| What the exercise asks |
Keeping pictures out of the copy, restate each record word for word.

Excerpts from an interface dataset:

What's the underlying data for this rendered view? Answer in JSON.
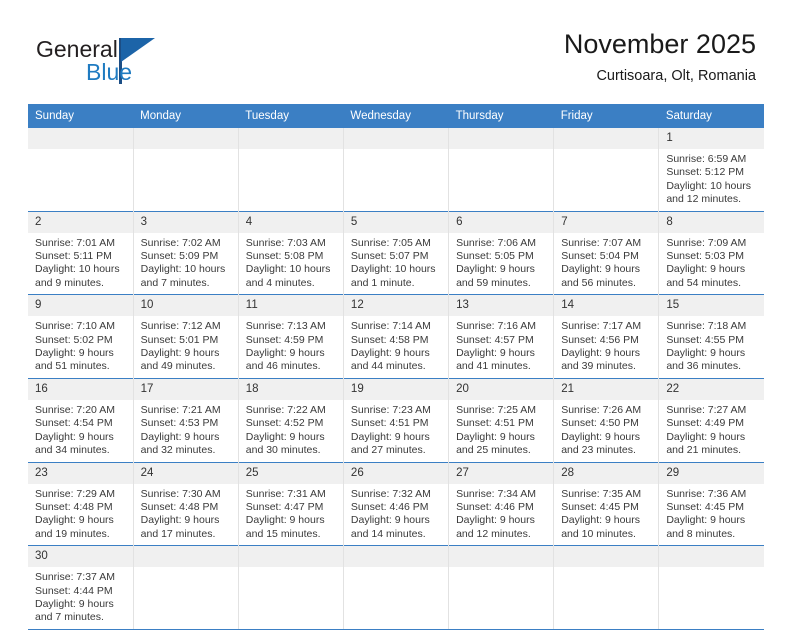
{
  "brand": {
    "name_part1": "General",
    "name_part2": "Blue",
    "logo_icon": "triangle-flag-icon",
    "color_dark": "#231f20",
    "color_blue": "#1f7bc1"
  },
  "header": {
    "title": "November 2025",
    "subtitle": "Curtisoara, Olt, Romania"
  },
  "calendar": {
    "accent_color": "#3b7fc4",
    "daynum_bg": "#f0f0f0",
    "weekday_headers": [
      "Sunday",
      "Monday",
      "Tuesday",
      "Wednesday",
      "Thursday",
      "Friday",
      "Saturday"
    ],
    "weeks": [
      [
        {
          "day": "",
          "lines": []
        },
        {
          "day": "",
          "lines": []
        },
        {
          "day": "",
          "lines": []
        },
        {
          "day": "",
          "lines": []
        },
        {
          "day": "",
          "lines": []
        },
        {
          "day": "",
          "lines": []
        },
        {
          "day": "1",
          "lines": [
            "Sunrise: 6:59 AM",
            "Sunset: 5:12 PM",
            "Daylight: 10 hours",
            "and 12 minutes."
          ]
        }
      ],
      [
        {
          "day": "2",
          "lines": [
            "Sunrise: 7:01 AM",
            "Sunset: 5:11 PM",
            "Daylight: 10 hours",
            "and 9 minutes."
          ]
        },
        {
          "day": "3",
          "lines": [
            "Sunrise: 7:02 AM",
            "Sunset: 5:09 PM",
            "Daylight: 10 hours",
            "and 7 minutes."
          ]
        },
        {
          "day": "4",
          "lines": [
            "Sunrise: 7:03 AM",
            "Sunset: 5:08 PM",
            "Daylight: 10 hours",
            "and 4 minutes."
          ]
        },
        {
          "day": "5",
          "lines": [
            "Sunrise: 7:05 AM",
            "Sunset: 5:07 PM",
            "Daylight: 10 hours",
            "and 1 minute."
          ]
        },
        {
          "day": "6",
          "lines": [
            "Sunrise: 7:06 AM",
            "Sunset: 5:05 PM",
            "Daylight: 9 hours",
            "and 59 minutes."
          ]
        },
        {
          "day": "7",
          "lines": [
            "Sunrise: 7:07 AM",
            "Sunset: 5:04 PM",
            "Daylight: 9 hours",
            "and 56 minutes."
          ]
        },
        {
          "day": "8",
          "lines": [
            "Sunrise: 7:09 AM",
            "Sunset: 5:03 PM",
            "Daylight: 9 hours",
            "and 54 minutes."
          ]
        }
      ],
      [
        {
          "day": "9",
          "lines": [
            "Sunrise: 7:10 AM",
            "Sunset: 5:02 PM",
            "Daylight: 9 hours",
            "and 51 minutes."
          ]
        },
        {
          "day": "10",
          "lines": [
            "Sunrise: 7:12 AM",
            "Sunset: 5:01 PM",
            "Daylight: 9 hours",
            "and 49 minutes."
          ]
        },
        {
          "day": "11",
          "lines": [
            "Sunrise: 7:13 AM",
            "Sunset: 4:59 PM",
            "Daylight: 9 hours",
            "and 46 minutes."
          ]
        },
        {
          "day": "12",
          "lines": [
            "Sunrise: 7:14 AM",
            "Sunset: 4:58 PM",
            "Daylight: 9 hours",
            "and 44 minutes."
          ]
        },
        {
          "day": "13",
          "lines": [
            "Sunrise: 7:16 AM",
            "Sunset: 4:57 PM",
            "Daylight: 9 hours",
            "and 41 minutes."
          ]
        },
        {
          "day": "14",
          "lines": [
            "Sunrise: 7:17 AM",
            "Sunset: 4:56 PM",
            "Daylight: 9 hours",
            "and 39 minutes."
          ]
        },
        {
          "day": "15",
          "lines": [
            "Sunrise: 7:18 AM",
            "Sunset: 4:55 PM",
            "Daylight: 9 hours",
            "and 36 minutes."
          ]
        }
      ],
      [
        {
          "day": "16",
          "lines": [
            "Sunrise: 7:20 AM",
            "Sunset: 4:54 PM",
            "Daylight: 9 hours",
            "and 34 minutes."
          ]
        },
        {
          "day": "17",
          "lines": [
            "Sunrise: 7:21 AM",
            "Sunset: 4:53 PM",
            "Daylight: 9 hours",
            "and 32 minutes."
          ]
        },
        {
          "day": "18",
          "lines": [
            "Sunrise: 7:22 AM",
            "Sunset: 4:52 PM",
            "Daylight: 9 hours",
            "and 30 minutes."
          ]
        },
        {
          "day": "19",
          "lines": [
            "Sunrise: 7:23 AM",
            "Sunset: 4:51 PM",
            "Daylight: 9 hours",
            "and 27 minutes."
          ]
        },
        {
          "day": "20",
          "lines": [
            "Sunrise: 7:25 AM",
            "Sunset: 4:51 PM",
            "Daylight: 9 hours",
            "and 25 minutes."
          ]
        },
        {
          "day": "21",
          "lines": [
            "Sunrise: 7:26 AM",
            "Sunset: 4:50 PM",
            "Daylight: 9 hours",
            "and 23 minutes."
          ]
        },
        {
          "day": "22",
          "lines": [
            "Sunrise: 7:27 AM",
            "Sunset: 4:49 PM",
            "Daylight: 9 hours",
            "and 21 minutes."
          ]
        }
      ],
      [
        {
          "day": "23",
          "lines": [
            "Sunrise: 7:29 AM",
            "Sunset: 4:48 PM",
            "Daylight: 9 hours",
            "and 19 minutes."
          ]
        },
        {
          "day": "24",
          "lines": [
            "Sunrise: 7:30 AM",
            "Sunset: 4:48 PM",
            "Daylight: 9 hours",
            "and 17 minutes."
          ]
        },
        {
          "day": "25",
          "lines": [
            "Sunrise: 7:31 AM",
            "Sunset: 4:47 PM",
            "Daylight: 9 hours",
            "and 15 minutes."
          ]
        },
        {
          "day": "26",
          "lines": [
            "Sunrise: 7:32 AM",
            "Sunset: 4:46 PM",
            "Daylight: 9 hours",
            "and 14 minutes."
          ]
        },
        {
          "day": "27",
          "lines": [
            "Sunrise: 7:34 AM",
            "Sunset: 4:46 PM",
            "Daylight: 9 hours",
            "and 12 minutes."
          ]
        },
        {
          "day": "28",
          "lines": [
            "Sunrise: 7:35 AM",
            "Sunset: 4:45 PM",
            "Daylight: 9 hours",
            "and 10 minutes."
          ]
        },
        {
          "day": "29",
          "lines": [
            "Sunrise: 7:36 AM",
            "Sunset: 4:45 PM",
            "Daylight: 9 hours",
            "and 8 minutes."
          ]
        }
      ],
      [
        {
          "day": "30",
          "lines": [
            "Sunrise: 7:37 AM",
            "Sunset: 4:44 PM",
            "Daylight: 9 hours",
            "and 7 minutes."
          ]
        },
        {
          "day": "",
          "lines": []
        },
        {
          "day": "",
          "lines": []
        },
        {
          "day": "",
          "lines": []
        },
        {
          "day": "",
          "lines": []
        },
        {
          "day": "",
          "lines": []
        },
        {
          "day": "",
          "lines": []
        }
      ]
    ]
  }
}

| Output |
What's the underlying data for this rendered view? Answer in JSON.
{
  "brand": {
    "name_part1": "General",
    "name_part2": "Blue",
    "logo_icon": "triangle-flag-icon",
    "color_dark": "#231f20",
    "color_blue": "#1f7bc1"
  },
  "header": {
    "title": "November 2025",
    "subtitle": "Curtisoara, Olt, Romania"
  },
  "calendar": {
    "accent_color": "#3b7fc4",
    "daynum_bg": "#f0f0f0",
    "weekday_headers": [
      "Sunday",
      "Monday",
      "Tuesday",
      "Wednesday",
      "Thursday",
      "Friday",
      "Saturday"
    ],
    "weeks": [
      [
        {
          "day": "",
          "lines": []
        },
        {
          "day": "",
          "lines": []
        },
        {
          "day": "",
          "lines": []
        },
        {
          "day": "",
          "lines": []
        },
        {
          "day": "",
          "lines": []
        },
        {
          "day": "",
          "lines": []
        },
        {
          "day": "1",
          "lines": [
            "Sunrise: 6:59 AM",
            "Sunset: 5:12 PM",
            "Daylight: 10 hours",
            "and 12 minutes."
          ]
        }
      ],
      [
        {
          "day": "2",
          "lines": [
            "Sunrise: 7:01 AM",
            "Sunset: 5:11 PM",
            "Daylight: 10 hours",
            "and 9 minutes."
          ]
        },
        {
          "day": "3",
          "lines": [
            "Sunrise: 7:02 AM",
            "Sunset: 5:09 PM",
            "Daylight: 10 hours",
            "and 7 minutes."
          ]
        },
        {
          "day": "4",
          "lines": [
            "Sunrise: 7:03 AM",
            "Sunset: 5:08 PM",
            "Daylight: 10 hours",
            "and 4 minutes."
          ]
        },
        {
          "day": "5",
          "lines": [
            "Sunrise: 7:05 AM",
            "Sunset: 5:07 PM",
            "Daylight: 10 hours",
            "and 1 minute."
          ]
        },
        {
          "day": "6",
          "lines": [
            "Sunrise: 7:06 AM",
            "Sunset: 5:05 PM",
            "Daylight: 9 hours",
            "and 59 minutes."
          ]
        },
        {
          "day": "7",
          "lines": [
            "Sunrise: 7:07 AM",
            "Sunset: 5:04 PM",
            "Daylight: 9 hours",
            "and 56 minutes."
          ]
        },
        {
          "day": "8",
          "lines": [
            "Sunrise: 7:09 AM",
            "Sunset: 5:03 PM",
            "Daylight: 9 hours",
            "and 54 minutes."
          ]
        }
      ],
      [
        {
          "day": "9",
          "lines": [
            "Sunrise: 7:10 AM",
            "Sunset: 5:02 PM",
            "Daylight: 9 hours",
            "and 51 minutes."
          ]
        },
        {
          "day": "10",
          "lines": [
            "Sunrise: 7:12 AM",
            "Sunset: 5:01 PM",
            "Daylight: 9 hours",
            "and 49 minutes."
          ]
        },
        {
          "day": "11",
          "lines": [
            "Sunrise: 7:13 AM",
            "Sunset: 4:59 PM",
            "Daylight: 9 hours",
            "and 46 minutes."
          ]
        },
        {
          "day": "12",
          "lines": [
            "Sunrise: 7:14 AM",
            "Sunset: 4:58 PM",
            "Daylight: 9 hours",
            "and 44 minutes."
          ]
        },
        {
          "day": "13",
          "lines": [
            "Sunrise: 7:16 AM",
            "Sunset: 4:57 PM",
            "Daylight: 9 hours",
            "and 41 minutes."
          ]
        },
        {
          "day": "14",
          "lines": [
            "Sunrise: 7:17 AM",
            "Sunset: 4:56 PM",
            "Daylight: 9 hours",
            "and 39 minutes."
          ]
        },
        {
          "day": "15",
          "lines": [
            "Sunrise: 7:18 AM",
            "Sunset: 4:55 PM",
            "Daylight: 9 hours",
            "and 36 minutes."
          ]
        }
      ],
      [
        {
          "day": "16",
          "lines": [
            "Sunrise: 7:20 AM",
            "Sunset: 4:54 PM",
            "Daylight: 9 hours",
            "and 34 minutes."
          ]
        },
        {
          "day": "17",
          "lines": [
            "Sunrise: 7:21 AM",
            "Sunset: 4:53 PM",
            "Daylight: 9 hours",
            "and 32 minutes."
          ]
        },
        {
          "day": "18",
          "lines": [
            "Sunrise: 7:22 AM",
            "Sunset: 4:52 PM",
            "Daylight: 9 hours",
            "and 30 minutes."
          ]
        },
        {
          "day": "19",
          "lines": [
            "Sunrise: 7:23 AM",
            "Sunset: 4:51 PM",
            "Daylight: 9 hours",
            "and 27 minutes."
          ]
        },
        {
          "day": "20",
          "lines": [
            "Sunrise: 7:25 AM",
            "Sunset: 4:51 PM",
            "Daylight: 9 hours",
            "and 25 minutes."
          ]
        },
        {
          "day": "21",
          "lines": [
            "Sunrise: 7:26 AM",
            "Sunset: 4:50 PM",
            "Daylight: 9 hours",
            "and 23 minutes."
          ]
        },
        {
          "day": "22",
          "lines": [
            "Sunrise: 7:27 AM",
            "Sunset: 4:49 PM",
            "Daylight: 9 hours",
            "and 21 minutes."
          ]
        }
      ],
      [
        {
          "day": "23",
          "lines": [
            "Sunrise: 7:29 AM",
            "Sunset: 4:48 PM",
            "Daylight: 9 hours",
            "and 19 minutes."
          ]
        },
        {
          "day": "24",
          "lines": [
            "Sunrise: 7:30 AM",
            "Sunset: 4:48 PM",
            "Daylight: 9 hours",
            "and 17 minutes."
          ]
        },
        {
          "day": "25",
          "lines": [
            "Sunrise: 7:31 AM",
            "Sunset: 4:47 PM",
            "Daylight: 9 hours",
            "and 15 minutes."
          ]
        },
        {
          "day": "26",
          "lines": [
            "Sunrise: 7:32 AM",
            "Sunset: 4:46 PM",
            "Daylight: 9 hours",
            "and 14 minutes."
          ]
        },
        {
          "day": "27",
          "lines": [
            "Sunrise: 7:34 AM",
            "Sunset: 4:46 PM",
            "Daylight: 9 hours",
            "and 12 minutes."
          ]
        },
        {
          "day": "28",
          "lines": [
            "Sunrise: 7:35 AM",
            "Sunset: 4:45 PM",
            "Daylight: 9 hours",
            "and 10 minutes."
          ]
        },
        {
          "day": "29",
          "lines": [
            "Sunrise: 7:36 AM",
            "Sunset: 4:45 PM",
            "Daylight: 9 hours",
            "and 8 minutes."
          ]
        }
      ],
      [
        {
          "day": "30",
          "lines": [
            "Sunrise: 7:37 AM",
            "Sunset: 4:44 PM",
            "Daylight: 9 hours",
            "and 7 minutes."
          ]
        },
        {
          "day": "",
          "lines": []
        },
        {
          "day": "",
          "lines": []
        },
        {
          "day": "",
          "lines": []
        },
        {
          "day": "",
          "lines": []
        },
        {
          "day": "",
          "lines": []
        },
        {
          "day": "",
          "lines": []
        }
      ]
    ]
  }
}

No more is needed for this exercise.